● TASK OBJECTIVE
Find the lines in the records that carry the word "JSON". Copy each one.

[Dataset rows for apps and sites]

++++++++++

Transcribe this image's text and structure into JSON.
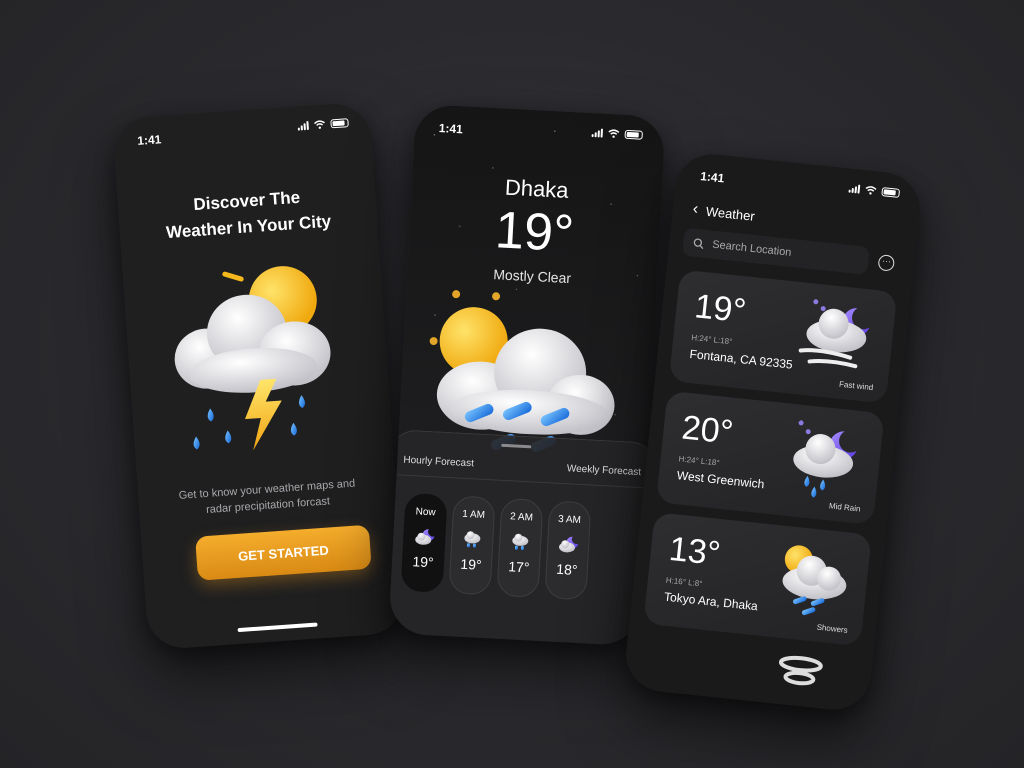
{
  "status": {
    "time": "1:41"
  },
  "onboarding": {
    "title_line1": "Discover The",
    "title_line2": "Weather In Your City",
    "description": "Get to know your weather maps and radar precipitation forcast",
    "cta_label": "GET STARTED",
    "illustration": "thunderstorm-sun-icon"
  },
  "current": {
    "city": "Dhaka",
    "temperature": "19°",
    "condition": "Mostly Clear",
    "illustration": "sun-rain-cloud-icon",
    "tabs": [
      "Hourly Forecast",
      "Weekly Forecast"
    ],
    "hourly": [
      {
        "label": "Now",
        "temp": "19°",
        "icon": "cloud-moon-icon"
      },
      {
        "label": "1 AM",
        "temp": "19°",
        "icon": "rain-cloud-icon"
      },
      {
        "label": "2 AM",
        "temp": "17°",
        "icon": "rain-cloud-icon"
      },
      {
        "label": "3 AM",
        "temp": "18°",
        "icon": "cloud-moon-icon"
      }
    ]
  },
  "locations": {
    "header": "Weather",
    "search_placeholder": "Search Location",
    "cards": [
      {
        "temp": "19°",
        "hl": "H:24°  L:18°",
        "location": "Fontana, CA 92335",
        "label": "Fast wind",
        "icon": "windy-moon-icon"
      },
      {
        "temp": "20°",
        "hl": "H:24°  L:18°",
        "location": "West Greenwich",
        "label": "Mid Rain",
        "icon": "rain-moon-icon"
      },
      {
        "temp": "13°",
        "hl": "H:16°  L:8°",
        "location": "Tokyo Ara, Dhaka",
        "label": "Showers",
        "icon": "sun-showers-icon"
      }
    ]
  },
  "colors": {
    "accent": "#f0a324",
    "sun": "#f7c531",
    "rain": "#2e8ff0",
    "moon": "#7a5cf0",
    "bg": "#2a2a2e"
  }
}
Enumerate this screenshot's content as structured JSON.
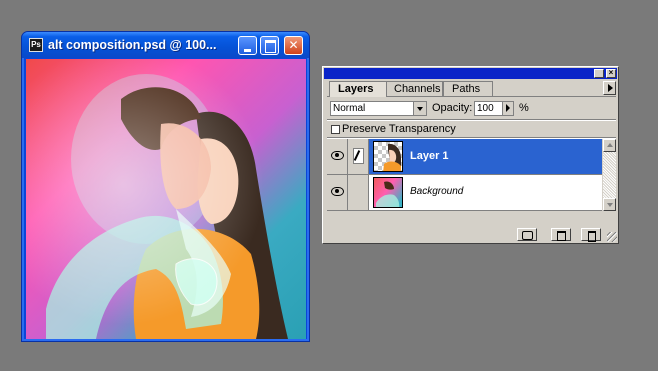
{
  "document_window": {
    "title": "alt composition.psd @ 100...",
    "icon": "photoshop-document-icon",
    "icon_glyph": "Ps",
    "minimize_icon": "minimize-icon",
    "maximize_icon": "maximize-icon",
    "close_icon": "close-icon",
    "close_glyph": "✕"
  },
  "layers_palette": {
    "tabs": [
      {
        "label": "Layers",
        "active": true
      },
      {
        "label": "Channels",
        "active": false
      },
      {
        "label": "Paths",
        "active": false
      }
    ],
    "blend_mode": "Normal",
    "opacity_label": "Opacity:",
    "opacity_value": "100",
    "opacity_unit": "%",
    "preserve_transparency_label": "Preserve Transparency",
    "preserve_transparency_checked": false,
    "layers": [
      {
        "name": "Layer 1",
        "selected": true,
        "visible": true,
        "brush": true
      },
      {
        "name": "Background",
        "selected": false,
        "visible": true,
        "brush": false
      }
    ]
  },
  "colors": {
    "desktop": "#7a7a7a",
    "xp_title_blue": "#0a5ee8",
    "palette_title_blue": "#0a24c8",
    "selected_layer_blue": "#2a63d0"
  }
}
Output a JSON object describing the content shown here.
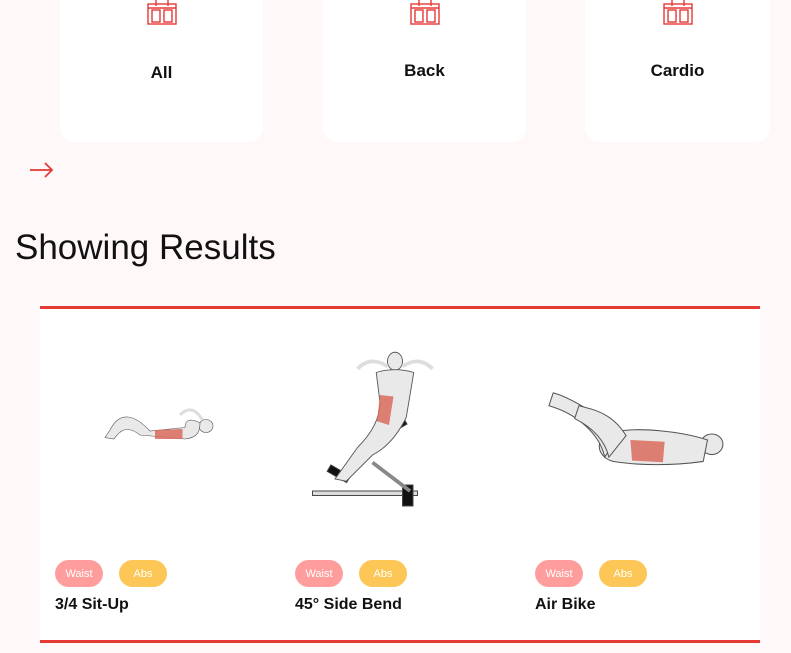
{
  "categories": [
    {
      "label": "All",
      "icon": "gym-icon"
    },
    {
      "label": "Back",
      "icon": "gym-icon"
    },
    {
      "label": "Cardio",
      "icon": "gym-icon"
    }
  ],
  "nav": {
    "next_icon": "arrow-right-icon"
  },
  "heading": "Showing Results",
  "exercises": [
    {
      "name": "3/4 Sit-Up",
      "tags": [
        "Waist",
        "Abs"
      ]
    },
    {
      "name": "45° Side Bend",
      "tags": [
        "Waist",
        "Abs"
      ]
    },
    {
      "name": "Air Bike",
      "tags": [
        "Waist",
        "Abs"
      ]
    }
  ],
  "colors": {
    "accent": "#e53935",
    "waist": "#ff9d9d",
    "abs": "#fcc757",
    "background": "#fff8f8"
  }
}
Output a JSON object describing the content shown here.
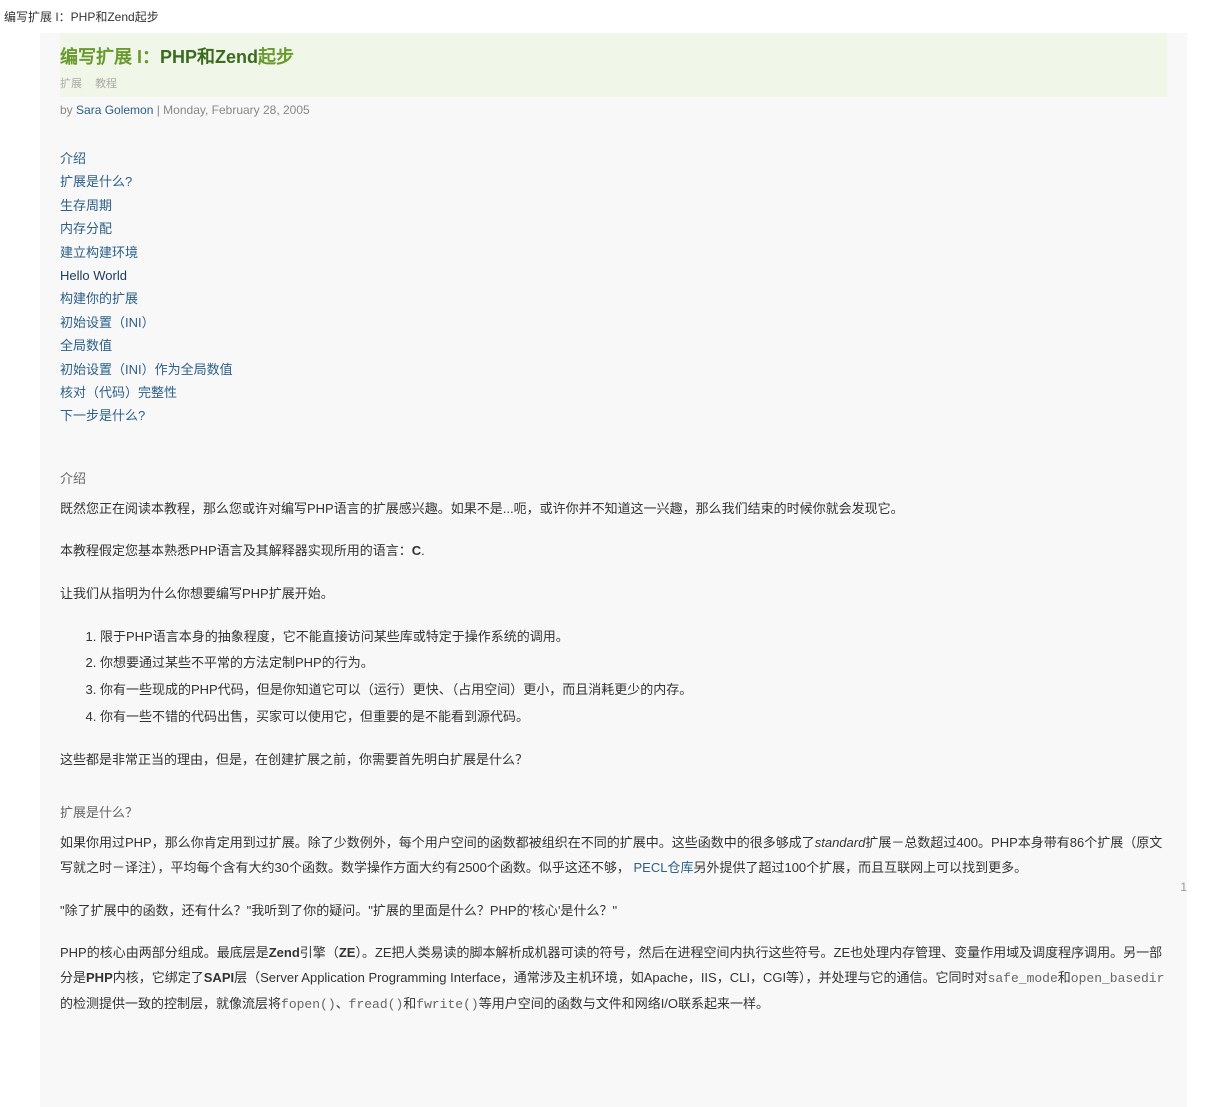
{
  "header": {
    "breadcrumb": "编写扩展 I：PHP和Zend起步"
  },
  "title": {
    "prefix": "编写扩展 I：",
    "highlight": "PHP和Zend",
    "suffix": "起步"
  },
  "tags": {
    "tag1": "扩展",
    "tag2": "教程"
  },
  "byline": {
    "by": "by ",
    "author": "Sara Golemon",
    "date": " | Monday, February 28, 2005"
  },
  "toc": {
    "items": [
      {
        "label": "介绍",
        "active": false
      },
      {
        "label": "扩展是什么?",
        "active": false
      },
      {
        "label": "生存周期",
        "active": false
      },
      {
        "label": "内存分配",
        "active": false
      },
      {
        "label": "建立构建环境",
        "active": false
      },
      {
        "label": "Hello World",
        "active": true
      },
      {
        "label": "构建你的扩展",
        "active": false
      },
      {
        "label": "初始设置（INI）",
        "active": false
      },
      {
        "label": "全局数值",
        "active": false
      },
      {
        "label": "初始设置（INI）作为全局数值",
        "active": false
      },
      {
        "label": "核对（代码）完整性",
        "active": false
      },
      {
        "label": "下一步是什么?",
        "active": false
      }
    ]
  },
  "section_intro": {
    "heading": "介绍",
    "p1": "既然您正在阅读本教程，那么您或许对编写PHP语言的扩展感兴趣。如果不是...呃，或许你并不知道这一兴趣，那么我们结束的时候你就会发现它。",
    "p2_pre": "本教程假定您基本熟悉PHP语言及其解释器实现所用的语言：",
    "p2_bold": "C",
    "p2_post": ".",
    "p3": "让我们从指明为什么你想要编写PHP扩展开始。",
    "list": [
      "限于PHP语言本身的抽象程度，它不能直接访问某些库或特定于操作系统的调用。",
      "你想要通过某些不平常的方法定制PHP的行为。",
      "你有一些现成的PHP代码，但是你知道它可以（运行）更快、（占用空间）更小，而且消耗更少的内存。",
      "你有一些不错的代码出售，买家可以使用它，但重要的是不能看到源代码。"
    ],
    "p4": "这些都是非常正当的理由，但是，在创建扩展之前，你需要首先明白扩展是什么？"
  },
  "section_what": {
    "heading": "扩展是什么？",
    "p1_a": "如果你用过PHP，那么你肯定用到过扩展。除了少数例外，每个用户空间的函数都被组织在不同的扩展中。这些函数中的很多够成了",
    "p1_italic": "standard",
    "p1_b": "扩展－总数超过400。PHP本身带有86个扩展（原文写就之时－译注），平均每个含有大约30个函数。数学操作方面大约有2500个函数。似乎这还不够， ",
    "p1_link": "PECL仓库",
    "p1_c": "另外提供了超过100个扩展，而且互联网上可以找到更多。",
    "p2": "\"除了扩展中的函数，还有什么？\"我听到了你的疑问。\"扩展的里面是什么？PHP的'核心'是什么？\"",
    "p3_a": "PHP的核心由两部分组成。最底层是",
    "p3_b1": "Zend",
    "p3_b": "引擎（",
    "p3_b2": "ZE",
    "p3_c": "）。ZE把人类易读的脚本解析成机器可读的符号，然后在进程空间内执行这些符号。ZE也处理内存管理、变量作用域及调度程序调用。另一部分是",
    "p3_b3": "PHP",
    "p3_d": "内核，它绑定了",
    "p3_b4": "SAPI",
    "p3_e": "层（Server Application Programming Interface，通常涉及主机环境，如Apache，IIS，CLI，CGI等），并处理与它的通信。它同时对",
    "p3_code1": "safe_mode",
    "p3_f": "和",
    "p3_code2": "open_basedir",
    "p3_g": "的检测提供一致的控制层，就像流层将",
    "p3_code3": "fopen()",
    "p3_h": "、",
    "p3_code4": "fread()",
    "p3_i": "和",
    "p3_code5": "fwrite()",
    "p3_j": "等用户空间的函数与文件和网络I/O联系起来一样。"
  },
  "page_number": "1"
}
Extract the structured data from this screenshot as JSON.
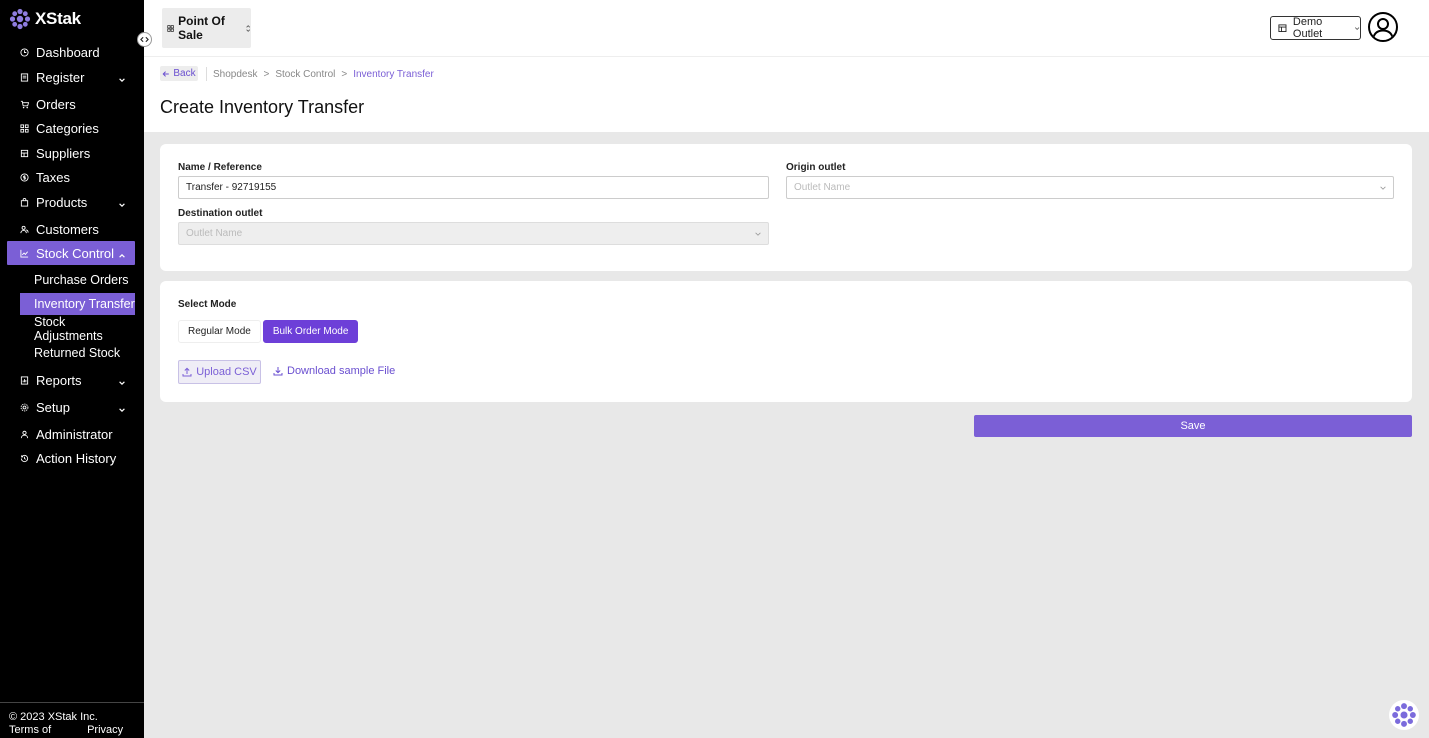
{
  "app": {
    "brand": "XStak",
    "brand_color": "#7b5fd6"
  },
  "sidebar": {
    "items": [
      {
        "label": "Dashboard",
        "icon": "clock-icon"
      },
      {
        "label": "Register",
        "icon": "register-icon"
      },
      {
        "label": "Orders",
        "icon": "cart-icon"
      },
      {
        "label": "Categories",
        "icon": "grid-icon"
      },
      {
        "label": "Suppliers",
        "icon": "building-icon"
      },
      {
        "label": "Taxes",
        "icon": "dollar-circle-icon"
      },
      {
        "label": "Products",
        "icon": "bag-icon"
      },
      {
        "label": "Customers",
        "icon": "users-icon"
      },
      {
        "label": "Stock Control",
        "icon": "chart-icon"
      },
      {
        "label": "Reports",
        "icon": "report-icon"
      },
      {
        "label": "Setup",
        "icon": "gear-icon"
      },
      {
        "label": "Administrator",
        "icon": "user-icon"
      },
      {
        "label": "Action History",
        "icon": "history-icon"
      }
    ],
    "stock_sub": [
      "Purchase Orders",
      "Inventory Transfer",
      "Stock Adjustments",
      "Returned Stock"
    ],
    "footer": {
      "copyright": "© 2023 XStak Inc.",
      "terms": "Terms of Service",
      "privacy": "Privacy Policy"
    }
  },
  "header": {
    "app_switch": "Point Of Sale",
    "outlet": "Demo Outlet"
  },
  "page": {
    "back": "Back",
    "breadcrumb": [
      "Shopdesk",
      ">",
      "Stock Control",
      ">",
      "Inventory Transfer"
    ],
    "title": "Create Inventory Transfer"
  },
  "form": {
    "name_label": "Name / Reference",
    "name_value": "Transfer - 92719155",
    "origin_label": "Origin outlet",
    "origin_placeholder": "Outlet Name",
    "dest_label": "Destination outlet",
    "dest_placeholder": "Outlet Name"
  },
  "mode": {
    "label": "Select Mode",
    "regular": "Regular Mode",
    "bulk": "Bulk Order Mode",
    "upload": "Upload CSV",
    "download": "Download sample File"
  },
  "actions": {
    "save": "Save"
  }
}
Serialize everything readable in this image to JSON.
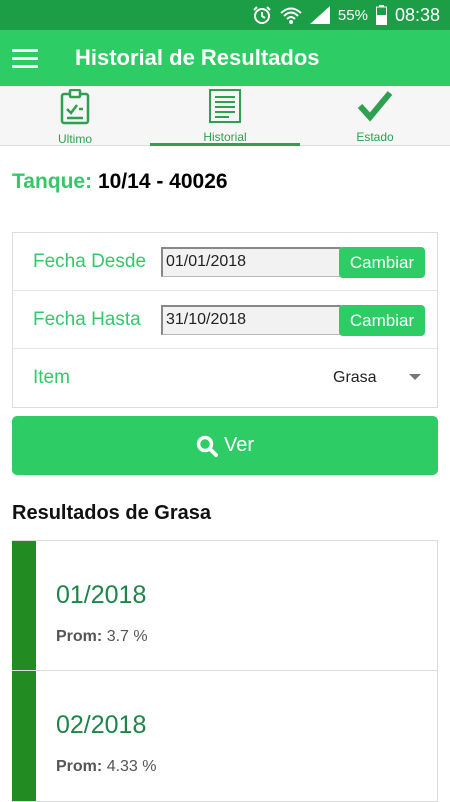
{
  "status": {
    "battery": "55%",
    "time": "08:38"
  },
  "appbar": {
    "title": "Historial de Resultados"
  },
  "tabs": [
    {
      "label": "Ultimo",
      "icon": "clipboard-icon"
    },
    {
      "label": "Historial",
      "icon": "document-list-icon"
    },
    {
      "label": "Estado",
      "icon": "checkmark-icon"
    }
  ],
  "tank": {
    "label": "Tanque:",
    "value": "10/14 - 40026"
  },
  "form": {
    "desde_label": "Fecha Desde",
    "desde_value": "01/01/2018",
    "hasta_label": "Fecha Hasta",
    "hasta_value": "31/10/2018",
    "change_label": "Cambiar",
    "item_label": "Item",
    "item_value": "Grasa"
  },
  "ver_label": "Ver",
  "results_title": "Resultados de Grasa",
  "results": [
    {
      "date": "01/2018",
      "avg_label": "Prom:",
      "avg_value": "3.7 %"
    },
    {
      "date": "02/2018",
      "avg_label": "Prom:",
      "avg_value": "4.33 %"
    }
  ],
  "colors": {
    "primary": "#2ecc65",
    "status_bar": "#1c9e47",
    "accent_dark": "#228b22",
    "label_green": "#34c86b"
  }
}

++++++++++

● ANSWER FOR THE TASK
Transcribe this image's text and structure into JSON.
Enumerate this screenshot's content as structured JSON.
Output a JSON object describing the content shown here.
Output a JSON object describing the content shown here.
Extract the structured data from this screenshot as JSON.
Serialize everything readable in this image to JSON.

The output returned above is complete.